Making Peace and Doing Good

By John Revell

In September 2015, the Lord opened the door for my participation in what has become a dramatic and powerful instrument for cultivating peace between law enforcement officers and the African American communities they serve. In the context of those tense and troubled days, a senior vice president of a local Fortune 500 company invited me to include police officers in their philanthropic efforts to repair homes in low-income areas.

The strategy involved bringing police officers and community members together at a local church for a relaxed, enjoyable dinner on a Friday night, and then having them volunteer to help repair a home in that community the next day. We launched the initiative nationally in April 2017, and for more than two years, we’ve hosted 23 events in such cities as Charlotte, North Carolina; Cleveland, Ohio; St. Louis and Ferguson, Missouri, Indianapolis, Indiana; and more.

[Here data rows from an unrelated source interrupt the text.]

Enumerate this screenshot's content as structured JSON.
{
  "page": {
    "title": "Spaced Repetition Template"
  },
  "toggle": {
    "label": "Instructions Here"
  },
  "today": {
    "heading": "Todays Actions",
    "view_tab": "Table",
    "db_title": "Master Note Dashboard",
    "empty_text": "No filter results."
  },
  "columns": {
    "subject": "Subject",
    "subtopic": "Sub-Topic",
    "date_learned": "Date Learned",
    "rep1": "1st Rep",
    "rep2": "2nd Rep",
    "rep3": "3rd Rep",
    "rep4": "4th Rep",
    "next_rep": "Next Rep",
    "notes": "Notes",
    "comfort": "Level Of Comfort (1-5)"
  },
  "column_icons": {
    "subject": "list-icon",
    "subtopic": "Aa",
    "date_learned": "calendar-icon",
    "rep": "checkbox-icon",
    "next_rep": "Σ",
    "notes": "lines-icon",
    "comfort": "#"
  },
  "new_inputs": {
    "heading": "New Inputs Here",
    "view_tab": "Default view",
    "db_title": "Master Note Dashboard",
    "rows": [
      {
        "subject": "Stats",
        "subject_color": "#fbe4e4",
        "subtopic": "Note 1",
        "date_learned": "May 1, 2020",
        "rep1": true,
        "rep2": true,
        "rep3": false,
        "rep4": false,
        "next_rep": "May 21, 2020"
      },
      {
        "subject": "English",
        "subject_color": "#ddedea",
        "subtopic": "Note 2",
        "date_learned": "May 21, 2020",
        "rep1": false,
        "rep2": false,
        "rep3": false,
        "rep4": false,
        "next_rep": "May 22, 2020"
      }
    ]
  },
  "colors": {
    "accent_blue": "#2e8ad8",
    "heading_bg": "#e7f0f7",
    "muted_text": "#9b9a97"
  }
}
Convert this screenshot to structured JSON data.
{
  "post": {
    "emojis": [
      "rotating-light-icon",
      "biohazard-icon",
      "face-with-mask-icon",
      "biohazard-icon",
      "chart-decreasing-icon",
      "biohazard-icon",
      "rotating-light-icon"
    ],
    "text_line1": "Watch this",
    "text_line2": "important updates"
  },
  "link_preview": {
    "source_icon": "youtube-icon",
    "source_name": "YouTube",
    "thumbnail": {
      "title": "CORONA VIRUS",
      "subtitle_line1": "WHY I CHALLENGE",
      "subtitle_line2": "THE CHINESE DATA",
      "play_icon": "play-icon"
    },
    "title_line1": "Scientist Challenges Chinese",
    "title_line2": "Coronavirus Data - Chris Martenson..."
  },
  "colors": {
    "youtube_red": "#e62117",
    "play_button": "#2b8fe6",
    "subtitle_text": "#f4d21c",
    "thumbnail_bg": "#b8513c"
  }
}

The results have been profound. Each dinner typically begins in a climate of awkwardness and tension, but consistently ends with an atmosphere like that of a family reunion with everyone laughing and hugging. We have repeatedly found that when two people voluntarily break bread together, and then sweat together, it tears down barriers and builds bridges. You can read more about the Building Community initiative here and here.

Several dynamics are at work in these events. First, food and fellowship—both have long been effective instruments for strengthening relationships. It is difficult to harbor hostile feelings toward someone when you are sharing a meal and laughs together. The same can be said of joining hands to offer aid and assistance. It is difficult to be at odds with someone when you are working together to help another in need.

Another dynamic also at work is applying the Kingdom priorities of “making peace” between adversaries (Matt 5:9) and “doing good” for those in need (Matt 5:16). When we prioritize Christ the King’s Kingdom agenda, He consistently blesses those efforts.

However, you don’t have to serve as a police chaplain to make peace and do good. In your own community you could partner with a church to bring struggling sides together for a time of fun, food and fellowship. You might even identify a service project that brings them together to help someone in need.

Again, when two people voluntarily break bread together, and then sweat together, it breaks down barriers and builds bridges.

Read this Baptist Press article on John Revell and ministry to first responders during the COVID-19 pandemic

Published September 10, 2020

John Revell

John (“Rev”) has served as local Police Chaplain since 2012 and has recently been invited to serve as chaplain for the Connecticut State Police Department. He served in pastoral and church ministry for more than 30 years in Miami, Florida; Denver, Colorado; Long Island, New York; Ft. Lauderdale, Florida; and Nashville, Tennessee. In that time, he has helped first responders deal with various crises, including the Sandy Hook shootings, life-threatening job-related injuries, traumatic criminal investigations and horrific accident scenes. John is a member of the International Conference of Police Chaplains and is certified in critical incident response through the International Critical Incident Stress Foundation.